On the India tour, Shane Watson, James Pattinson, Mitchell Johnson and Usman Khawaja were all disciplined by Arthur after failing to submit feedback requested by team management.
They were axed, with Watson controversially sent home.
Ponting, who retired from international cricket in December 2012, also let rip at Cricket Australia over its handling of the so-called “Monkeygate” affair in 2008 that prematurely ended the Test career of flamboyant all-rounder Andrew Symonds.
At the time, Symonds accused India off-spinner Harbhajan Singh of racially abusing him during the fractious Sydney Test.
Harbhajan, himself no stranger to controversies, was banned for three matches by the International Cricket Council, the game’s governing body. But his ban was overturned on appeal, leading to acrimony among players of both teams.
Ponting suggested the powerful Board of Control for Cricket in India (BCCI) influenced the decision and said the lack of support for Symonds by Cricket Australia left him disillusioned.
“I knew how powerful Indian cricket was—everyone did,” Ponting said.
“But at the same time, I know how powerful racism is in society as well.
“And I know as an Australian cricket captain, or a member of society in Australia, I have to do whatever I can to make sure that doesn’t happen anywhere around me.
“I was told every day, every week by Cricket Australia that we had to stamp it out of the game.
“And (when) it did (happen), I had to make a stand against it.
“I followed the instructions to the letter.
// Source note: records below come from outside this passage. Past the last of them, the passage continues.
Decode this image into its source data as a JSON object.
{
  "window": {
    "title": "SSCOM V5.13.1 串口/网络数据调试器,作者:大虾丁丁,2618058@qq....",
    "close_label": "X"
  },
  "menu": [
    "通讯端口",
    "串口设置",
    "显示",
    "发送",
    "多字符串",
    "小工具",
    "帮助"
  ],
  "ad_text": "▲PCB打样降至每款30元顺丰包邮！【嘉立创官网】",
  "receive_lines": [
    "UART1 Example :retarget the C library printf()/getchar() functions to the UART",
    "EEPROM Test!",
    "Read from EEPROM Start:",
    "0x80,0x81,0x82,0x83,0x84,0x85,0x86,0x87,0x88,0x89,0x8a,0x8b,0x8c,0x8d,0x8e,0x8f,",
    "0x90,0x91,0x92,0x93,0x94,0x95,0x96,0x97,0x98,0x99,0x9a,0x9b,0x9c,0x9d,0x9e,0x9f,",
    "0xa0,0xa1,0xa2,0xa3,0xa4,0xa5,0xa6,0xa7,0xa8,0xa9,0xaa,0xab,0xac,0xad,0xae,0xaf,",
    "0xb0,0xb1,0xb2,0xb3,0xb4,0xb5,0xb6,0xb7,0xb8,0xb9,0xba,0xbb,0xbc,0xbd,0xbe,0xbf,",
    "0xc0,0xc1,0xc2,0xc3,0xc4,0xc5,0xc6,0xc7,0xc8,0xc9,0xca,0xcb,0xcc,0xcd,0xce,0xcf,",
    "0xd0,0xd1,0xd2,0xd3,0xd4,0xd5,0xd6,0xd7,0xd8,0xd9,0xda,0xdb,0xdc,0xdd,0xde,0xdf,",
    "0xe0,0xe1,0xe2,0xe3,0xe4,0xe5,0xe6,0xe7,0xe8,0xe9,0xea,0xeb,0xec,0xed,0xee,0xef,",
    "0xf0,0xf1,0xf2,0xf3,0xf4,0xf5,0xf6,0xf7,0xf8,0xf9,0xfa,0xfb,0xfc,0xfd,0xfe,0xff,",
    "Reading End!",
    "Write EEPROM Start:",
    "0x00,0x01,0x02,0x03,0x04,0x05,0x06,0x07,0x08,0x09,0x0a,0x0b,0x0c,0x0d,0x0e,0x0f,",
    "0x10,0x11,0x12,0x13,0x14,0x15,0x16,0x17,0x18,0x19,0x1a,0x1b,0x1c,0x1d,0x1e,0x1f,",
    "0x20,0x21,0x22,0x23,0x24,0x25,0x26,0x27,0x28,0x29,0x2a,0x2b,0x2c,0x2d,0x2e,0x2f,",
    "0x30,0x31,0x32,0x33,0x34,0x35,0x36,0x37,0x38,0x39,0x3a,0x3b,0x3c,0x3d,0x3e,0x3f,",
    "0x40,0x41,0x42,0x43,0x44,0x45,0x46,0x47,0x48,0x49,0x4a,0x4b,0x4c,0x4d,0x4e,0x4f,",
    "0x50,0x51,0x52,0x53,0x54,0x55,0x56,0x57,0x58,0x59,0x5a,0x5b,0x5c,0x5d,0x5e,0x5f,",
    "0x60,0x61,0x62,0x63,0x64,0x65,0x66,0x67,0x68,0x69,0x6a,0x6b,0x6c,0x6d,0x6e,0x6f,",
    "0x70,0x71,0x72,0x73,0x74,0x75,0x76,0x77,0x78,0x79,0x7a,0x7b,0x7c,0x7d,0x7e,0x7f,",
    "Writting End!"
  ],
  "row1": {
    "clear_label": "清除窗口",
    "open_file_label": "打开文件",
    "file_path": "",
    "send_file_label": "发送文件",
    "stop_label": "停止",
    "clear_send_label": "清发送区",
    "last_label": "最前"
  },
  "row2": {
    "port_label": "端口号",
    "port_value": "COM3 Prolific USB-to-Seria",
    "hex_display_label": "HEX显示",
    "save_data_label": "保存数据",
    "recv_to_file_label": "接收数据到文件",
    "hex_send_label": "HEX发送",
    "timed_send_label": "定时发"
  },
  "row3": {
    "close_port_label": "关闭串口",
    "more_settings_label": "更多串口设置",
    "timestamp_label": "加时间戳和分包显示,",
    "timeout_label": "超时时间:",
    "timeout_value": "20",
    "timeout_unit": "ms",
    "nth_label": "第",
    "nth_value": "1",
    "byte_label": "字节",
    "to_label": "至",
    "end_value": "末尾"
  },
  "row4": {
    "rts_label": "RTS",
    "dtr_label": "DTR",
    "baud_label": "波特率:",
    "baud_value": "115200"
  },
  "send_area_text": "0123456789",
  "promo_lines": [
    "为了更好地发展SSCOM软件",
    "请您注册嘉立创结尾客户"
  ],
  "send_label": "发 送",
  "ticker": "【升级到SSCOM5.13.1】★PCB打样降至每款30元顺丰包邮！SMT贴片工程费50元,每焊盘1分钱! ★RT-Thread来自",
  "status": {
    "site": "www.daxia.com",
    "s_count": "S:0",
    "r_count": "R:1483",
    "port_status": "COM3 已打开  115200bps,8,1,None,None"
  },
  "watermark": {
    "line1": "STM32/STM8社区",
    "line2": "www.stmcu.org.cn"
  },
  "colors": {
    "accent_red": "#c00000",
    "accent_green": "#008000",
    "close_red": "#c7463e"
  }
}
I did everything I was expected to do. I know there are a lot of administrators in Cricket Australia who can’t say the same thing.
“And that was the start of the end for Andrew Symonds. His career spiralled downhill after that because I know for a fact that he didn’t feel like he could trust the people he needed to trust.”
Also on cricketcountry.com